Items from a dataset
== Segment start ==
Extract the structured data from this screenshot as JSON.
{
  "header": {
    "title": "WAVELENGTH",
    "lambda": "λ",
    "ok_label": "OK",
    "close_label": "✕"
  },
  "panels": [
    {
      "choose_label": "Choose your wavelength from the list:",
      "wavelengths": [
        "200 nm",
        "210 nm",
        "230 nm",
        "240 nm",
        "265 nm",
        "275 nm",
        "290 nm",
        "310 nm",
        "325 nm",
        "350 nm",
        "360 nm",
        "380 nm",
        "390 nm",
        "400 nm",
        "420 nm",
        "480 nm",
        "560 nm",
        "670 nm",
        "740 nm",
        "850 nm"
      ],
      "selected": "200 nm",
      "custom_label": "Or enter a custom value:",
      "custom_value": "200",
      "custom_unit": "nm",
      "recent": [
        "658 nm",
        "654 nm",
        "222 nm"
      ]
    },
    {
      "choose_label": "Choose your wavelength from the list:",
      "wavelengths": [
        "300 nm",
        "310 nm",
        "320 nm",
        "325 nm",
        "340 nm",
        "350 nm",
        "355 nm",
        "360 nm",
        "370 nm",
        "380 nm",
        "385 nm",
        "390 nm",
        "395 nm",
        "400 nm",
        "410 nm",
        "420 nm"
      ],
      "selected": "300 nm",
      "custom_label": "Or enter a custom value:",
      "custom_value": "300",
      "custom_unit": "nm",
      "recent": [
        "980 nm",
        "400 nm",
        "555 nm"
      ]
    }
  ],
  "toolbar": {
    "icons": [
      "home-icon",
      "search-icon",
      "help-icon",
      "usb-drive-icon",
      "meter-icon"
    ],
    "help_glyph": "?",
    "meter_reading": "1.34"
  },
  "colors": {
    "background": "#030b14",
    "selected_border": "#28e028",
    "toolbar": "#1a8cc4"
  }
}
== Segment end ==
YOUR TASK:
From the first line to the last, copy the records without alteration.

ANSWER TO THIS TASK:
Extract the structured data from this screenshot as JSON.
{
  "header": {
    "title": "WAVELENGTH",
    "lambda": "λ",
    "ok_label": "OK",
    "close_label": "✕"
  },
  "panels": [
    {
      "choose_label": "Choose your wavelength from the list:",
      "wavelengths": [
        "200 nm",
        "210 nm",
        "230 nm",
        "240 nm",
        "265 nm",
        "275 nm",
        "290 nm",
        "310 nm",
        "325 nm",
        "350 nm",
        "360 nm",
        "380 nm",
        "390 nm",
        "400 nm",
        "420 nm",
        "480 nm",
        "560 nm",
        "670 nm",
        "740 nm",
        "850 nm"
      ],
      "selected": "200 nm",
      "custom_label": "Or enter a custom value:",
      "custom_value": "200",
      "custom_unit": "nm",
      "recent": [
        "658 nm",
        "654 nm",
        "222 nm"
      ]
    },
    {
      "choose_label": "Choose your wavelength from the list:",
      "wavelengths": [
        "300 nm",
        "310 nm",
        "320 nm",
        "325 nm",
        "340 nm",
        "350 nm",
        "355 nm",
        "360 nm",
        "370 nm",
        "380 nm",
        "385 nm",
        "390 nm",
        "395 nm",
        "400 nm",
        "410 nm",
        "420 nm"
      ],
      "selected": "300 nm",
      "custom_label": "Or enter a custom value:",
      "custom_value": "300",
      "custom_unit": "nm",
      "recent": [
        "980 nm",
        "400 nm",
        "555 nm"
      ]
    }
  ],
  "toolbar": {
    "icons": [
      "home-icon",
      "search-icon",
      "help-icon",
      "usb-drive-icon",
      "meter-icon"
    ],
    "help_glyph": "?",
    "meter_reading": "1.34"
  },
  "colors": {
    "background": "#030b14",
    "selected_border": "#28e028",
    "toolbar": "#1a8cc4"
  }
}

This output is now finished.